With lower rents, more interesting businesses — retail, artisan, makers — come back into the city. Lower rents means working artists and craftspeople can be subsidised, at relatively low cost, to create shopfront workshops.

Select buildings could be taken over for public housing, to reverse this government’s class cleansing of the poor from the inner city. Colleges and universities could work out of individual buildings scattered across the city, rather than pulling them down to create dreary monoliths. Voluntary organisations would fill rent-reduced spaces. 

Forcing commercial rents down across the inner-city — with state compulsory purchase threatened for recalcitrant vacancy-holders (and a beefed up arson squad, to keep an eye out for “petrol stocktakes”) — would address the problem of social demobilisation caused by COVID. But it would do so precisely by not addressing the problems that the market is suffering in the wake of it.

These were problems that were already apparent: that the market no longer needs the city. It would be happy with everyone in their isolated McMansions, going crazy, and buying more stuff to assuage the craziness.
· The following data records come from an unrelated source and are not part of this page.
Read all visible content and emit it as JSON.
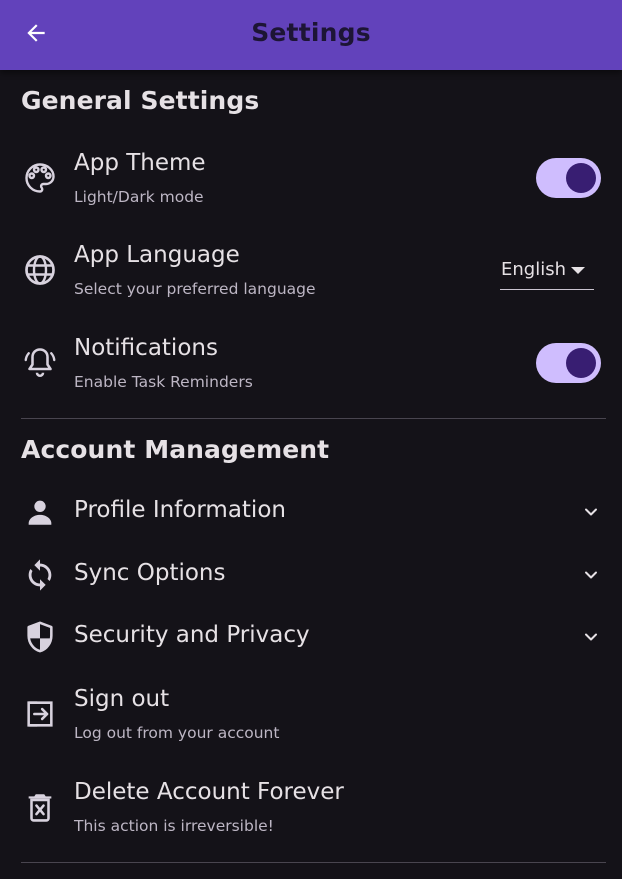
{
  "appbar": {
    "title": "Settings",
    "back_icon": "arrow-back-icon",
    "color": "#6242bb"
  },
  "general": {
    "title": "General Settings",
    "theme": {
      "icon": "palette-icon",
      "title": "App Theme",
      "subtitle": "Light/Dark mode",
      "enabled": true
    },
    "language": {
      "icon": "globe-icon",
      "title": "App Language",
      "subtitle": "Select your preferred language",
      "selected": "English"
    },
    "notifications": {
      "icon": "bell-icon",
      "title": "Notifications",
      "subtitle": "Enable Task Reminders",
      "enabled": true
    }
  },
  "account": {
    "title": "Account Management",
    "profile": {
      "icon": "person-icon",
      "title": "Profile Information"
    },
    "sync": {
      "icon": "sync-icon",
      "title": "Sync Options"
    },
    "security": {
      "icon": "shield-icon",
      "title": "Security and Privacy"
    },
    "signout": {
      "icon": "exit-icon",
      "title": "Sign out",
      "subtitle": "Log out from your account"
    },
    "delete": {
      "icon": "delete-forever-icon",
      "title": "Delete Account Forever",
      "subtitle": "This action is irreversible!"
    }
  },
  "colors": {
    "background": "#141218",
    "toggle_track": "#cfbdfe",
    "toggle_knob": "#381e72",
    "text": "#e6e1e5",
    "subtext": "#bdb6c4"
  }
}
If governments and publics don’t separate out the fate of economies and cities, and treat them as two interrelated yet distinct things, cities will simply decline indefinitely, for decades.

The COVID crisis — and especially Melbourne’s long one — was a potential blessing: a reminder that neoliberal capitalism depends on the steady increase in the velocity of life, trade, etc, that simply cannot be sustained. 

Will we take this opportunity? Of course we won’t! The imagination, courage and audacity is not even remotely there (if it is, I couldn’t be happier to be proved wrong). But perhaps this moment acts as a prelude to a prelude. We will fail, the empty spaces will pile up, until the city is a ghost town, and eventually, having exhausted all other alternatives, we will take the sensible course of action, and make radical change. 

Or we could reintroduce compulsory weekend closing, W class trams, the Chat ‘n Chew coffee lounge, Little Reata as the only place to get a drink after 10pm, and seed the clouds for extra rain from April to November. Grim City, mon amour…